“The numbers are absolutely terrible about aging out. So, no matter what, of those kids who are in their older years - and I'm absolutely sure it’s not always the easiest having spent some time with them. They will be very upfront about, ‘No I was really difficult at 12 (years-old), but now things are different now for me at 16 (years-old) or 17 (years-old) or even 18 (years-old).’ And we have to make sure we're making those connections, which is why Commissioner Poole’s working with places like Wendy's Wonderful Kids. To hire recruits and make sure that we are out there looking for families all the time. So, that we are not overlooking anyone who might be that match,” Garcia said.
Hip-hop artist Darryl McDaniels made a guest appearance with state officials to promote adoption. Before he spoke, Delgado made a reference to his own past as rapper A.D. the Voice.
“It was alluded - to actually not even alluded to, it was stated - that I had a hip hop career. We all know his career was legendary … and mine was not.”
McDaniels was a member of the 80s and 90s rap titans Run DMC. The group sold millions of albums and in 2009 became the second rap act inducted into the Rock and Roll Hall of Fame. The iconic rapper found out he was adopted in his 30s.
“If we're saying, ‘Be the change,’ the change that you can be in a young person's life has the potential - not to just change that young person's life or your life - but it could change the world! Like look looking at me!”
He also co-founded the Felix Organization, which aims to provide resources to children growing up in the foster care system. He said he wouldn’t have achieved the success he did without his adoptive parents.

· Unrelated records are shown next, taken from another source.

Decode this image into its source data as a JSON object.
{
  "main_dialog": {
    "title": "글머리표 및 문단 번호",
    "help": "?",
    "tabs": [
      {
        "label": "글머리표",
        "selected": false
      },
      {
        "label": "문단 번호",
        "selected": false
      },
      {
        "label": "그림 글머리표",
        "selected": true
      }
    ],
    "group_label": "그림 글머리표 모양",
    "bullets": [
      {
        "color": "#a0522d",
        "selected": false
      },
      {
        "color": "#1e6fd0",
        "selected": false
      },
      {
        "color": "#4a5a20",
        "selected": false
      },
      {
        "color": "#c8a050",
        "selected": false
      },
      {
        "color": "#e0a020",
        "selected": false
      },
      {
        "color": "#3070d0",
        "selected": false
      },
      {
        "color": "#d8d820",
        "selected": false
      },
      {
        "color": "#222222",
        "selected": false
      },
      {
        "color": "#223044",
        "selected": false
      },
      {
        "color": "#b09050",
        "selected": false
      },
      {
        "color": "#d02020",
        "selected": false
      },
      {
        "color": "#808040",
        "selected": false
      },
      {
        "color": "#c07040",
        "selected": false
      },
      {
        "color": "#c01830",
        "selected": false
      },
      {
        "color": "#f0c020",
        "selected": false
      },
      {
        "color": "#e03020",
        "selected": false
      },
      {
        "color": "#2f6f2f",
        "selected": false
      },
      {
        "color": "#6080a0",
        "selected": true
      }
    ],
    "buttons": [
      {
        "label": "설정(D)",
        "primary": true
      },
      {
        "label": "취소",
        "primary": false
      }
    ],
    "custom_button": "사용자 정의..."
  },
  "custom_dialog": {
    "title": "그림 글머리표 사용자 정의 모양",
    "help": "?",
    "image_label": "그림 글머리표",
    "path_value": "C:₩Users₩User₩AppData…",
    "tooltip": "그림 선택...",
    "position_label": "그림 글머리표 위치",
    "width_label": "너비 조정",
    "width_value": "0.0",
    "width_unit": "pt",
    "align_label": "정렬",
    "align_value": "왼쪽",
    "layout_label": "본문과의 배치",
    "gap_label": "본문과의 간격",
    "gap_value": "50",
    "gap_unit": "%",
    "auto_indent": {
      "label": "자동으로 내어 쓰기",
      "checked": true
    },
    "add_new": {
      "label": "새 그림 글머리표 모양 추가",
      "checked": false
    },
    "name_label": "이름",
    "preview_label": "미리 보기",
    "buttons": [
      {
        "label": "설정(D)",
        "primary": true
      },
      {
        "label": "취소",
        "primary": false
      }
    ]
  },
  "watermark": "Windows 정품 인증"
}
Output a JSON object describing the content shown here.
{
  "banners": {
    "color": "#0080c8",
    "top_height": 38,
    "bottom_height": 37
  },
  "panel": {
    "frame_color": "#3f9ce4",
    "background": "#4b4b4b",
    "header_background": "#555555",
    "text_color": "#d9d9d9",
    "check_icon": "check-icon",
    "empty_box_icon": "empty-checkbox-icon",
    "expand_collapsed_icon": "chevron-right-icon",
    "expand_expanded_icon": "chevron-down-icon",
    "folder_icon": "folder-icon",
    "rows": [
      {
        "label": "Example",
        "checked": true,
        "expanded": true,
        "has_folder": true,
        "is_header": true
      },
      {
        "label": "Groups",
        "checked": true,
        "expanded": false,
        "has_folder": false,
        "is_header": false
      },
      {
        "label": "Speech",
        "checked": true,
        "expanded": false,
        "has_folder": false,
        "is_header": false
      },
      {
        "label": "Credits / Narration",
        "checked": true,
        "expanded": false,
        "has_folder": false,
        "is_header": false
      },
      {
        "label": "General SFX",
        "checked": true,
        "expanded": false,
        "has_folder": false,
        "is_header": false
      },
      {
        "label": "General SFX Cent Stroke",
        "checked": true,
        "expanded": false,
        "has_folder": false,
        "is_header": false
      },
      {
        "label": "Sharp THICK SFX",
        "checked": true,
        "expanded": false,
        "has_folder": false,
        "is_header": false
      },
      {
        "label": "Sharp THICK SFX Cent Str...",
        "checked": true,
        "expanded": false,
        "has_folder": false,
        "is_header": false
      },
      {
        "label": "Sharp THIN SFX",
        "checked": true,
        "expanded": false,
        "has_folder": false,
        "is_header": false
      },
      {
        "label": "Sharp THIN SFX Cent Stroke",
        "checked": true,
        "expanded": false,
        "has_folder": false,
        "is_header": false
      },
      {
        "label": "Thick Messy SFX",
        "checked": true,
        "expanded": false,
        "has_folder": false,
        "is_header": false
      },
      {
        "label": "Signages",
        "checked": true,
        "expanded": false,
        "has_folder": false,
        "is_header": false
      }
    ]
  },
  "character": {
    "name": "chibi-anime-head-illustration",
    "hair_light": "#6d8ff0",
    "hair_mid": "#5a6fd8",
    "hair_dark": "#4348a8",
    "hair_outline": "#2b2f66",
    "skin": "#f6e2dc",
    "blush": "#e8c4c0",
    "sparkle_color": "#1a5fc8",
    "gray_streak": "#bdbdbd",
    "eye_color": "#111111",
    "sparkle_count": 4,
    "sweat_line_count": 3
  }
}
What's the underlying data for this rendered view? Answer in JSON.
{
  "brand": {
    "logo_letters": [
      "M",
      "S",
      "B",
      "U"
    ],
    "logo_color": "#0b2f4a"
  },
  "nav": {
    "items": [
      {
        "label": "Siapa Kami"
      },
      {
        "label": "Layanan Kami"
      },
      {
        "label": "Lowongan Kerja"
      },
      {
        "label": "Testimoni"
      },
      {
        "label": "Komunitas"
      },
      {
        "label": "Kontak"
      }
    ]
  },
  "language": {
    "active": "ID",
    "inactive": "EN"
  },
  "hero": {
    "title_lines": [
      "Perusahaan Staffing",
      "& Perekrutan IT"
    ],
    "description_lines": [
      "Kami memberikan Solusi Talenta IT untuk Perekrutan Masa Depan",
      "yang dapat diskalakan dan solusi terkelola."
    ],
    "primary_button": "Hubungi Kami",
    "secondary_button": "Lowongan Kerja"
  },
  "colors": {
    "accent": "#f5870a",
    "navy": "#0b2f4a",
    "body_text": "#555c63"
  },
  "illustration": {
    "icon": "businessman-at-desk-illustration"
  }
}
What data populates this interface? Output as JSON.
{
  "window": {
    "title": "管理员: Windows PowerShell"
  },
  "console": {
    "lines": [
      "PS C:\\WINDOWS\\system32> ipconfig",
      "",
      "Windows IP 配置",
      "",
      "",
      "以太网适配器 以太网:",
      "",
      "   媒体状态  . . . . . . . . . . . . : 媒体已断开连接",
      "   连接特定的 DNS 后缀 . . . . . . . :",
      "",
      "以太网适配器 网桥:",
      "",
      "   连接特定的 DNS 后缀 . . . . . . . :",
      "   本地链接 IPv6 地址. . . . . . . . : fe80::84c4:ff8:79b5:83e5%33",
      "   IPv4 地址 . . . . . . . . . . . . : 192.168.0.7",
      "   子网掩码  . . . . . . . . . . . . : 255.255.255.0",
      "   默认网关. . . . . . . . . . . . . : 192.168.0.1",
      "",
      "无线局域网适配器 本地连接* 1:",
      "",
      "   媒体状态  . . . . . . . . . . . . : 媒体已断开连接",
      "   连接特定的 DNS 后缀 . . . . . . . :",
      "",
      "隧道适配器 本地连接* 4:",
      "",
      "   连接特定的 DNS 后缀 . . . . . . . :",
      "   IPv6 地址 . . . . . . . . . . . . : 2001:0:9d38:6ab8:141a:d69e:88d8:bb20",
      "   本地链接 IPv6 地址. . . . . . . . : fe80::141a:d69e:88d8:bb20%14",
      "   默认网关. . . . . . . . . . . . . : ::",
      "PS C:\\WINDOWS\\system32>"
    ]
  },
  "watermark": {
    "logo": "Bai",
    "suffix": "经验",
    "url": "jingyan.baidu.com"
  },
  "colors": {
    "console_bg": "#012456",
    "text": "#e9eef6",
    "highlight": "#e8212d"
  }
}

“Our responsibility to all children is not just our flesh and blood children. When you see that homeless kid or that foster kid or you see that kid in a group home or you see that kid in your children's class, the ones that are struggling, the ones that are so-called less fortunate or underprivileged. I hate the term underprivileged. ‘Let's do something for the underprivileged kids.’ Because no matter what this situation is – ‘OK, if they're so underprivileged, give them opportunity.’ And they don't just do well, they excel.”